The expectation for high-quality infrastructure and improved quality of life is at its highest point in contemporary society. At the same time the world is experiencing fast urbanisation, pressure on natural resources and ambitious requirements to provide a sustainable built environment. Structural engineers are responding by utilising high-strength materials and designing more efficient and lighter structures. Coupled with innovations in structural forms and aesthetics, all these factors lead towards lighter and therefore 'livelier' (i.e. more vibration prone) structures. Examples of known (lively) footbridges, building floors and staircases affected by excessive vibrations and unfit for the intended purpose are numerous, despite the tendency to keep the problematic cases far from the public eye due to damaging commercial reputations to those involved.

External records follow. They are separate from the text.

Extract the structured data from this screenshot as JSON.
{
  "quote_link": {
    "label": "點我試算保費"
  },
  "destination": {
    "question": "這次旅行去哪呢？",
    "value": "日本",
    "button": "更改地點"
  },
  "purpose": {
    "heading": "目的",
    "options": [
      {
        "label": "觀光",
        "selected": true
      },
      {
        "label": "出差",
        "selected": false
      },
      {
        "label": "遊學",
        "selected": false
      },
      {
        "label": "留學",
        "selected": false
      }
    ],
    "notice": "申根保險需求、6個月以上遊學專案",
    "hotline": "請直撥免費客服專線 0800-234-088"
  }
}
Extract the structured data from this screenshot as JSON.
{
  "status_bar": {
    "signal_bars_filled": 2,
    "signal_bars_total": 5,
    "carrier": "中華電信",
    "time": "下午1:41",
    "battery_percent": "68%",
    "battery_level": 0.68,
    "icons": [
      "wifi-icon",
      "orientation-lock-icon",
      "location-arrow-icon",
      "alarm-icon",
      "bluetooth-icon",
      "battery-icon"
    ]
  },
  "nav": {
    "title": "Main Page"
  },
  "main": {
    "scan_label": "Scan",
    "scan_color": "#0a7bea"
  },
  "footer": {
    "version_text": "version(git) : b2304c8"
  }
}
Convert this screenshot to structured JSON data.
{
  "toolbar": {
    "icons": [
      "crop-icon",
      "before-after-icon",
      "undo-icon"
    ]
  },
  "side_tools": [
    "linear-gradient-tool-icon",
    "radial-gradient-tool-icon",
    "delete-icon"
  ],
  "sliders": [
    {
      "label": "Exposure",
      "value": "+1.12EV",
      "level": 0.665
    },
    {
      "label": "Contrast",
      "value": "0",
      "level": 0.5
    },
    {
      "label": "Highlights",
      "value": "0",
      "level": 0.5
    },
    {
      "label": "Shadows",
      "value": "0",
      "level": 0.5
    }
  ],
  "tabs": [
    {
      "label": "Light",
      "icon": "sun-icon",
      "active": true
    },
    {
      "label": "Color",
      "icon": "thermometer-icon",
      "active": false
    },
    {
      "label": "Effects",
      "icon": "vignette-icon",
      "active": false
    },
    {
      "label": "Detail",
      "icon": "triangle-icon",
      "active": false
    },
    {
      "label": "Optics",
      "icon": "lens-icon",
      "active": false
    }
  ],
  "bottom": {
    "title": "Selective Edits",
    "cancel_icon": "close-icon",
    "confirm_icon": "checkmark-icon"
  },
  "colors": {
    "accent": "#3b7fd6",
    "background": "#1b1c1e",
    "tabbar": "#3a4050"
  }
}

It is generally accepted now that vibration serviceability requirements are governing the design and determining the cost of these structures, many of which are exposed and suffer from the dynamic excitation induced by human walking. Publicity of the infamous excessive sway of the Millennium Bridge, London, under crowd loading ten years ago, and subsequent expensive retrofitting, demonstrated an urgent need to develop fundamental understanding of pedestrian behaviour on lively low-frequency structures. While research into pedestrian interaction with laterally swaying bridges has since intensified, the interaction with a more frequent class of structures that are prone to excessive vibrations in the vertical direction has been progressed little.

The aim of this project is to characterise the interaction between pedestrians and low-frequency structures that are lively in the vertical direction. The interaction occurs because humans are highly sophisticated and sensitive dynamic systems who react to and adapt to the surrounding (vibrating) environment. Current understanding of this phenomenon is limited and consequently it is ignored in design guidelines. However, it is this understanding that is necessary for achieving high-quality infrastructure fit for intended use. The aims of this project are to:

  • Build a unique experimental facility for studying the interaction,
  • Develop a numerical model of the interaction, and
  • Perform experiments to quanitfy the interaction and verify the numerical model.

The outputs of this project will enhance understanding of structural vibration performance in operating conditions leading to more efficient and controllable design. The facility to be developed will represent an essential experimental platform for future multidisciplinary research collaborations extending the legacy of this project beyond the date of its completion.

More information on this project can be found here.